Monday, March 01, 2004
Here's an interesting story about how a sheriff in Texas has accepted some $3500 in campaign contributions from a man who has been convicted of selling the illegal drug methamphetamine and is currently facing charges for shooting at his neighbor. Other neighbors claim that the sheriff has gone easy on the man after they've lodged complaints about his dumping of refrigerators or oil containers near their property.
The sheriff says that ""I have never taken a campaign contribution with anything attached to it. No one has ever handed me a check and said, 'Here's a contribution to your campaign if you do me a favor."
Maybe so, but the ex-con certainly seems to want to keep the sheriff in office.
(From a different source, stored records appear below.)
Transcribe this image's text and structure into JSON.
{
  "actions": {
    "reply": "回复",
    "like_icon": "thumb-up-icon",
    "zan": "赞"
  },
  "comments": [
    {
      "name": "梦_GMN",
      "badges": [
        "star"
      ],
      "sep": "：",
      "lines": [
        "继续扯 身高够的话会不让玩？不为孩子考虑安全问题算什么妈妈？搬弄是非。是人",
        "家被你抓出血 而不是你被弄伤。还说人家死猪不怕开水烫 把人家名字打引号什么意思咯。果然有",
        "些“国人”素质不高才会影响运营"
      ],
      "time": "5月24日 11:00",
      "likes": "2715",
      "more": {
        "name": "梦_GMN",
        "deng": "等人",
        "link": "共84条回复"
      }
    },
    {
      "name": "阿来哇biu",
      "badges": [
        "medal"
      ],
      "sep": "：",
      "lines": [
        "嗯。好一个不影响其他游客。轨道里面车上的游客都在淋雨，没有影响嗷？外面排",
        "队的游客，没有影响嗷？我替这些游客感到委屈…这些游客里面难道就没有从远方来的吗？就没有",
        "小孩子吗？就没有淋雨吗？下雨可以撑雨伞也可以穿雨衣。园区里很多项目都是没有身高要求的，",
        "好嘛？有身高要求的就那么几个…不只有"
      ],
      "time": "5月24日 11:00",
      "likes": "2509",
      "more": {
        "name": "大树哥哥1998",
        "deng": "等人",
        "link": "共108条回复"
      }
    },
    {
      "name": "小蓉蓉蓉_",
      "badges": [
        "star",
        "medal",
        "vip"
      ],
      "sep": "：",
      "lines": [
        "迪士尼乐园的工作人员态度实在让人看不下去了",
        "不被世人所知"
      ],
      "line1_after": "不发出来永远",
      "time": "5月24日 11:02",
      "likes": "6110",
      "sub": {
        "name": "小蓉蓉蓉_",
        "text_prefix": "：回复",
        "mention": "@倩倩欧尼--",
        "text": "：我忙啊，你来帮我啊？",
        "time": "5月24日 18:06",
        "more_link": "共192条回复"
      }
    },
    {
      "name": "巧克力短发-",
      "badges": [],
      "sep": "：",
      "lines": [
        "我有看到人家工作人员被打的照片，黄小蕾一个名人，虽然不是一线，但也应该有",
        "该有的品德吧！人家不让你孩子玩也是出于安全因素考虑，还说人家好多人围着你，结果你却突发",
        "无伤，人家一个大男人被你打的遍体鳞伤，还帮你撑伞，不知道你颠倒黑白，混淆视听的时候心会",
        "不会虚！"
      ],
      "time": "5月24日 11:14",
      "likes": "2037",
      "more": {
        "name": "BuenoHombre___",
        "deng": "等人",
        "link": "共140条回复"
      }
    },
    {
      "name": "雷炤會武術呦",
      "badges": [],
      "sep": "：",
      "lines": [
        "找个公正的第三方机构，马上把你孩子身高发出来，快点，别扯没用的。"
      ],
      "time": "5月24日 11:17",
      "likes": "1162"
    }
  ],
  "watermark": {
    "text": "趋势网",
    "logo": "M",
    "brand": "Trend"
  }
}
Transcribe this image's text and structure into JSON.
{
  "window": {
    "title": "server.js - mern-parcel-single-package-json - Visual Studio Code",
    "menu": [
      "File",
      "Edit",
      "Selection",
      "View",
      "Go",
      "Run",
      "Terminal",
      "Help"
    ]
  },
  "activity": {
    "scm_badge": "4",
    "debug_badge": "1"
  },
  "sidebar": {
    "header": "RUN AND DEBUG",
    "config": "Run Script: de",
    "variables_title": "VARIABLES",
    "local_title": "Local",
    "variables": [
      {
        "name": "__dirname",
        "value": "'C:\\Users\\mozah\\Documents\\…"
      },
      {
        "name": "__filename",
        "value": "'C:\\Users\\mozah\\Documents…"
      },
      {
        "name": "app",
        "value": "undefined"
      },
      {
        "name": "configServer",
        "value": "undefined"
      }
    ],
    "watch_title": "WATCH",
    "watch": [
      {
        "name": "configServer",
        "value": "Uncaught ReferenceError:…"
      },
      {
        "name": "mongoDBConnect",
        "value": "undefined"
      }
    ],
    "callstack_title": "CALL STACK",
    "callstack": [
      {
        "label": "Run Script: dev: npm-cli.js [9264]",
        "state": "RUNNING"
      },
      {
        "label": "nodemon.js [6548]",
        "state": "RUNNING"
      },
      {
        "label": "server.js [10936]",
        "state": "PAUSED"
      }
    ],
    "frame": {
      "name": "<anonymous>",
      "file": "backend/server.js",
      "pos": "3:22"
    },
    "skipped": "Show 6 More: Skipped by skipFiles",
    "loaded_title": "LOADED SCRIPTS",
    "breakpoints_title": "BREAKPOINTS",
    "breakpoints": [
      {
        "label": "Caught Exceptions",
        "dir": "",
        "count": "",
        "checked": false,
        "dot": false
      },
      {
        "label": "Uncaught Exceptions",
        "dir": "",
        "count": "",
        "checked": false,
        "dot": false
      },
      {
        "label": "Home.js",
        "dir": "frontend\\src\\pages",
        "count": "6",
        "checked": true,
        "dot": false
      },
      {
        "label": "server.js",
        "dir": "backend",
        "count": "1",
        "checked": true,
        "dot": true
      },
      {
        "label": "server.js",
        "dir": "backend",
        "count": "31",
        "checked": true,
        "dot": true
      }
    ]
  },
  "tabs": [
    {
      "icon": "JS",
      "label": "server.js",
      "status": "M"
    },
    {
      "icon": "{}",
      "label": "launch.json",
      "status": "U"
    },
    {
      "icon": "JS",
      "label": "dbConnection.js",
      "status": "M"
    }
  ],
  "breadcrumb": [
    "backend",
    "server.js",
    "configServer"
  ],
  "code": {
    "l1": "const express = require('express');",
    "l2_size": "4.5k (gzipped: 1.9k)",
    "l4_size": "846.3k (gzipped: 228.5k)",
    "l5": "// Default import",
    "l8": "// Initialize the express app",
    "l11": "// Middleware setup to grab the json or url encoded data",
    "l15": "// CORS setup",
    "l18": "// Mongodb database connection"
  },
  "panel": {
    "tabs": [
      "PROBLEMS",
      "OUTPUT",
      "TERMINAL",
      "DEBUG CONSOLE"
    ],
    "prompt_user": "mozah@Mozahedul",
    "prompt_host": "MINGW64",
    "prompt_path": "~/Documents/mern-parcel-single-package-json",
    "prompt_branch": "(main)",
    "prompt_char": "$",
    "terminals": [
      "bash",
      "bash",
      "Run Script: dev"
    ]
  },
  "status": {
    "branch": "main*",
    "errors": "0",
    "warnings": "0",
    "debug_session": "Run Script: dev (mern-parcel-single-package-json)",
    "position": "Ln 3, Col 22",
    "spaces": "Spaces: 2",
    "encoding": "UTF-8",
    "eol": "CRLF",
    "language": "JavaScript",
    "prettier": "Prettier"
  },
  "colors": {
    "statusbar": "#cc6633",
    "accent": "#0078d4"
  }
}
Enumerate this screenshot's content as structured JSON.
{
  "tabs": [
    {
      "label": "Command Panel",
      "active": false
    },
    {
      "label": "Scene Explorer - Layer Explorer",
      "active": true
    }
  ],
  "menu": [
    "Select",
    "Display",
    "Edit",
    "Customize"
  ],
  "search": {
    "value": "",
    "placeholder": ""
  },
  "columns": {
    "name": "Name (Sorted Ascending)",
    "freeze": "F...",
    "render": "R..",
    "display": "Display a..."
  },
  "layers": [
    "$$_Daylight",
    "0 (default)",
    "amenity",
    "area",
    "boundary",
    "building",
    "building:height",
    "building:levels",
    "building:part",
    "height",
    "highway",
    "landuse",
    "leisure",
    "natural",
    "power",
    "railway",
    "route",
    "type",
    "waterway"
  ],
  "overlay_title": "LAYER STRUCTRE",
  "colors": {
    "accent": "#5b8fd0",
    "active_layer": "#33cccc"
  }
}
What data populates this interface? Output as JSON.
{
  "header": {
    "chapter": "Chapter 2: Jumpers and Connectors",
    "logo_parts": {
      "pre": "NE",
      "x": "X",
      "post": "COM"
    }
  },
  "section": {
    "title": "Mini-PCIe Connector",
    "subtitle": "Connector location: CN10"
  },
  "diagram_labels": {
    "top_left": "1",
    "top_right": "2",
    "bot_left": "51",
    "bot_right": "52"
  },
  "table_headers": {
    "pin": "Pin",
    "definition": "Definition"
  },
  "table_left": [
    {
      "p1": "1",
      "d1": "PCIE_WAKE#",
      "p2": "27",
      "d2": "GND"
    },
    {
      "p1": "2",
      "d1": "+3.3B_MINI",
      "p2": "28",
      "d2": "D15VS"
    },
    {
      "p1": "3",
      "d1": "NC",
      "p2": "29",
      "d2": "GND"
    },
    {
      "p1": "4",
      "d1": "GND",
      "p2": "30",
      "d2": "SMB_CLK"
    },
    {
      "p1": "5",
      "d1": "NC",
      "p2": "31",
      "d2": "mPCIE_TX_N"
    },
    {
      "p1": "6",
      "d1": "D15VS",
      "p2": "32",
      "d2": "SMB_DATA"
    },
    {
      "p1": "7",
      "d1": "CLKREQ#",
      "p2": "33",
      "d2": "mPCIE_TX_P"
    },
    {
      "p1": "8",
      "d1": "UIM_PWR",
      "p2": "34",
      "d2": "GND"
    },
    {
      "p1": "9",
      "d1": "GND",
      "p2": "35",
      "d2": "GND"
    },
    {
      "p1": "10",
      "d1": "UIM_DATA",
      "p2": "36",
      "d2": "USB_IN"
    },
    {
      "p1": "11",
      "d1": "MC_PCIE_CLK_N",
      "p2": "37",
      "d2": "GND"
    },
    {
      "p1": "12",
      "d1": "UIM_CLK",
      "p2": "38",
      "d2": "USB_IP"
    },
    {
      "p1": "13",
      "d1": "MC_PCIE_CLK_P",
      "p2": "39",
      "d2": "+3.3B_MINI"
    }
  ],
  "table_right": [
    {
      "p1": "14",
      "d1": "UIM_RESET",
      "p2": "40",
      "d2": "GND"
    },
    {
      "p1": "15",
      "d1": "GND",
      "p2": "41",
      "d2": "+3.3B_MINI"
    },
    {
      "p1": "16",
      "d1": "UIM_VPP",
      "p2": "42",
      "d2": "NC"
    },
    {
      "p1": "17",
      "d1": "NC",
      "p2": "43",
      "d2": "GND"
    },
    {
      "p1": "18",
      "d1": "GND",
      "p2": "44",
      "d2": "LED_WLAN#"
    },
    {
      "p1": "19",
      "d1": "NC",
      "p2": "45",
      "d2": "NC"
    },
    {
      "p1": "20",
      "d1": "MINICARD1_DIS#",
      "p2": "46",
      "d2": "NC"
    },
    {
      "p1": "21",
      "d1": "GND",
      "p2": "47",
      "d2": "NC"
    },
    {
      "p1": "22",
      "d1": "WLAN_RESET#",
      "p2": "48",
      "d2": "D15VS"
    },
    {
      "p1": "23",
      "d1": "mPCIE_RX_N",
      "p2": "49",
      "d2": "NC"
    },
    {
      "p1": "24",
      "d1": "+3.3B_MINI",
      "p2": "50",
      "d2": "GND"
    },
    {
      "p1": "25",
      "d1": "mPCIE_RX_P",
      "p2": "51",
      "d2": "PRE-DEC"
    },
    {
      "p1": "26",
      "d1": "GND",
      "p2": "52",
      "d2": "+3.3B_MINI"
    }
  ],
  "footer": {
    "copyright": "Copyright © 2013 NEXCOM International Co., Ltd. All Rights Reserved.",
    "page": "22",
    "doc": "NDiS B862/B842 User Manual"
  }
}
His ability, and willingness, to spend $3500 to keep a friend in office suggests that even if there's nothing corrupt with the sheriff, there certainly is with the local campaign finance laws.
My question is, how come the media doesn't pay similar attention to when a scofflaw corporation that has been convicted to dumping illegal substances gives money to help elect the people that enforce the laws that impact them?